Much to the chagrin of some fans, the second season of the wildly popular One Punch Man was handled not by Madhouse, but by J.C. Staff. While this studio swap has made headlines, it's not the first time that such a thing has happened. In fact, there are plenty of anime that switched studios at some point during the development process. Often, this takes place between seasons, or before a reboot.
Why would a property being managed by one studio move to another? Reasons vary, but they tend to involve logistical issues rather than anything especially dramatic. Anime studios typically don't own the rights to the anime they produce - typically, they work as contractors and must bid to take charge of a desirable property. Sometimes it's because the studio simply doesn't have the time or manpower to take on a sequel series, or because the director had a change of heart. In some cases, as with the Fruits Basket reboot, it's because the author of the manga that the anime was based on was dissatisfied with the first attempt and wanted the new series tackled by a new staff.
In some cases, a studio change can feel like a downgrade - that's definitely true of Psycho Pass, which decreased dramatically in quality when it moved from Production I.G. to Tatsunoko Production. But at other times, like with Fate/stay Night's swap from Studio Deen to ufotable, the changes are for the better. Sometimes, the change hardly seems to make a difference. No matter how the change impacted the series itself, it's still interesting to know about the show's production history.
- Photo: Toei Animation / Studio Gallop
Almost every season of Yu-Gi-Oh! has been handled by Studio Gallop - except for one. Toei Animation actually had the first shot at adapting the manga, but their attempt, now referred to as Season 0, was canceled after 27 episodes because the adaptation was not well-received by Japanese fans at the time. Studio Gallop restarted the series with a new anime called Yu-Gi-Oh! Duel Monsters, which is the series that most fans are familiar with.

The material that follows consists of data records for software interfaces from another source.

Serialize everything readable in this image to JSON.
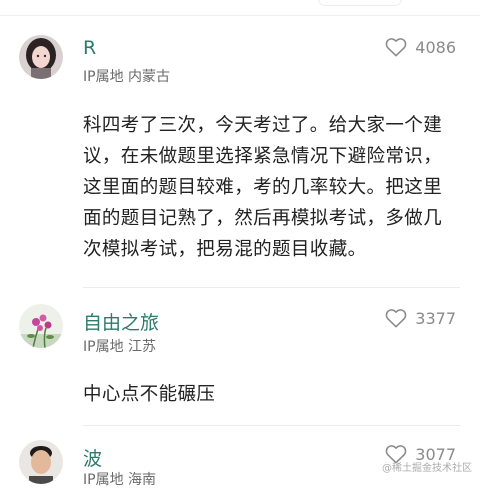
{
  "comments": [
    {
      "user": "R",
      "ip": "IP属地 内蒙古",
      "likes": "4086",
      "text": "科四考了三次，今天考过了。给大家一个建议，在未做题里选择紧急情况下避险常识，这里面的题目较难，考的几率较大。把这里面的题目记熟了，然后再模拟考试，多做几次模拟考试，把易混的题目收藏。"
    },
    {
      "user": "自由之旅",
      "ip": "IP属地 江苏",
      "likes": "3377",
      "text": "中心点不能碾压"
    },
    {
      "user": "波",
      "ip": "IP属地 海南",
      "likes": "3077"
    }
  ],
  "watermark": "@稀土掘金技术社区",
  "icons": {
    "like": "heart-outline-icon"
  },
  "colors": {
    "username": "#2e7a6c",
    "meta": "#6b6b6b",
    "like": "#8a8a8a"
  }
}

While Duel Monsters did tell a complete story, it left out the violence that Season 0 covered. Yu-Gi-Oh! was originally intended to be a horror manga with game elements, but eventually became focused on a single game, Duel Monsters. The new anime picked up where the manga started to be about the game in question, while Season 0 covered some of the more brutal assaults committed by the ancient Egyptian spirit. Whether or not this change is a good thing depends on the viewer.
- Photo: Madhouse / J.C. Staff
The first season of the wildly popular One Punch Man was handled by Madhouse, one of the the best studios in the industry. In its second season, J.C. Staff took over the production. The directors also changed hands, with Shingo Natsume directing the first season and Chikara Sakurai directing the second. The reason for the change was never officially disclosed.
Although there was a bit of a dip in art and animation quality, in the end most fans were fairly pleased with how the second season turned out.
The first season of Psycho-Pass was made by Production I.G., a studio known for high-quality shows like Haikyuu!! and Eden of the East. Tatsunoko Productions took over the production of the second season. This move made sense because Production I.G. was originally a subsidiary of Tatsunoko Productions, and the two companies still had a business relationship. The change may also have been influenced by the fact that even in the first season, the team was so exhausted and overworked that they had to contract episodes 17-18 out to another studio, resulting in lower quality than usual and forcing them to eventually remake the episodes.
Nevertheless, this change was not for the better. The animation quality remained relatively stable, but the story itself took a nosedive. The second season, which was written by Tow Ubukata, who took over for Gen Urobuchi, was poorly constructed and didn't remember its own rules. For example, Kamui, the main villain, was supposed to be composed of bodies parts from all of the victims of an accident he was in, rendering him unreadable by the scanners that determine everything in this world. If he was unreadable, he wouldn't have been able to successfully blend into society as he had. Characterization was also thin - Shimotsuki's arc was simply an unsatisfactory rehash of Ginoza's.
Would Production I.G have done a better job? Hard to say - but the quality definitely changed between the two series.
- Photo: Studio Deen / TMS Entertainment
The new Fruits Basket is a reboot, not a sequel - but it's not uncommon for reboots to be handled by the same studio who took on the original. Although it had its own charms, the 2001 Fruits Basket anime, which was produced by Studio Deen, failed to successfully adapt Natsuki Takaya's manga. It only covered the first few volumes of the manga, and it ended on a note that made future manga developments logically impossible. Natsuki Takaya repeatedly clashed with Studio Deen's director Akitaro Daichi on details like the coloring, the cast, the storytelling style, and more.
For this and other reasons, Takaya said this about the remake: "I made several requests right off the bat. One of those was to do it with a completely new team. Completely new. Every single person. I told [the producers], if you want to open the curtain again, then please make it all new. Please rebuild the Furuba world from scratch, with new everything." As a result, the 2019 reboot was handled by TMS Entertainment, and none of the old voice actors, writers, or anything else returned. However, the dub cast remained the same.
The reboot will cover the full scope of the manga's story, revealing secrets about the curse, introducing new characters, and solving romantic questions. Time will tell how well TMS Entertainment will handle it, but so far the new series is artistically and aesthetically superior to the original.